The most valuable data are the millions of candid reviews from home cooks. On average, our community rates a recipe every 50 seconds! All that advice has shaped the new Allrecipes magazine — it includes only the best recipes that are made even better by tips from home cooks.

What’s the best part of the job? For all of us working in cubicles, it’s easy to lose track of what’s happening outside the window and across the country. I get to be very connected with the weather and the seasons. I even get a sneak peek when Costco finds a new deal. The Allrecipes data from cities with a Costco store will light up with a burning desire to know, “How do I cook swai fish?”

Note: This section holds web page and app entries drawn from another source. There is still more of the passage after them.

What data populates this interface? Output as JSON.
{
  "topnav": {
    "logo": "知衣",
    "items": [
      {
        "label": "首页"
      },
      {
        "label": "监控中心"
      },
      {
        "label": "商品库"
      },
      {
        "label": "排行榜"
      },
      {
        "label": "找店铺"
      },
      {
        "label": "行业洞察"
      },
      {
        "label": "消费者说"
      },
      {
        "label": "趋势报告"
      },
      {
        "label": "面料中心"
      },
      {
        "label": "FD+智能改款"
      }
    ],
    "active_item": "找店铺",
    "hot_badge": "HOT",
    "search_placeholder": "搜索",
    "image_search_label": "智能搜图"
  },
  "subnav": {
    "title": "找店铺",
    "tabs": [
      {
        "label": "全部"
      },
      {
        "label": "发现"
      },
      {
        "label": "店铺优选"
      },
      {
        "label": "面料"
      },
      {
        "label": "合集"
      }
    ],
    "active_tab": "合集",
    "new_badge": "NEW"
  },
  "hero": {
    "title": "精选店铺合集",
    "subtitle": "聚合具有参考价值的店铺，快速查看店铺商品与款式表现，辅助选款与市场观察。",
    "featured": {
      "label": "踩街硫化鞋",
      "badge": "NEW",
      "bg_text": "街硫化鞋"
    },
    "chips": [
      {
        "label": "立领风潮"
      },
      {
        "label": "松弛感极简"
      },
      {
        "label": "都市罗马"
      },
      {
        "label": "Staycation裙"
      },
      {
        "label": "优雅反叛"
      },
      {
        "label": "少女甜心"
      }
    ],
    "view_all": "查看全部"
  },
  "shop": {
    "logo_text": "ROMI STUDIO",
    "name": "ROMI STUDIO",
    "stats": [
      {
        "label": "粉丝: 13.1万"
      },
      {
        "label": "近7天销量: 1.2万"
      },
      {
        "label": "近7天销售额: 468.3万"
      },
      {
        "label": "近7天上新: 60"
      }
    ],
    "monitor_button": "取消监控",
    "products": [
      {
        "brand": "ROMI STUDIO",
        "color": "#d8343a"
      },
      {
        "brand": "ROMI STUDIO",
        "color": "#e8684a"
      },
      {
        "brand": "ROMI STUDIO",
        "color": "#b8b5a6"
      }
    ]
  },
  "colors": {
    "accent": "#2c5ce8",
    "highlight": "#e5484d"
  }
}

What surprises people about the job? People are surprised by how much of our world can be explained through food data — the weather being an example. Instead of a thermometer, watch web traffic to zucchini bread recipes — the hotter the summer, the earlier the zucchini bread shows up. Last year’s drought drove up corn prices, which drove up the price of beef, which meant meatloaf popularity plateaued last winter. I can always tell when a Southern city gets a freak winter storm — searches for “snow cream” go through the roof as parents figure out what to do with their kids on a rare South Carolina snow day.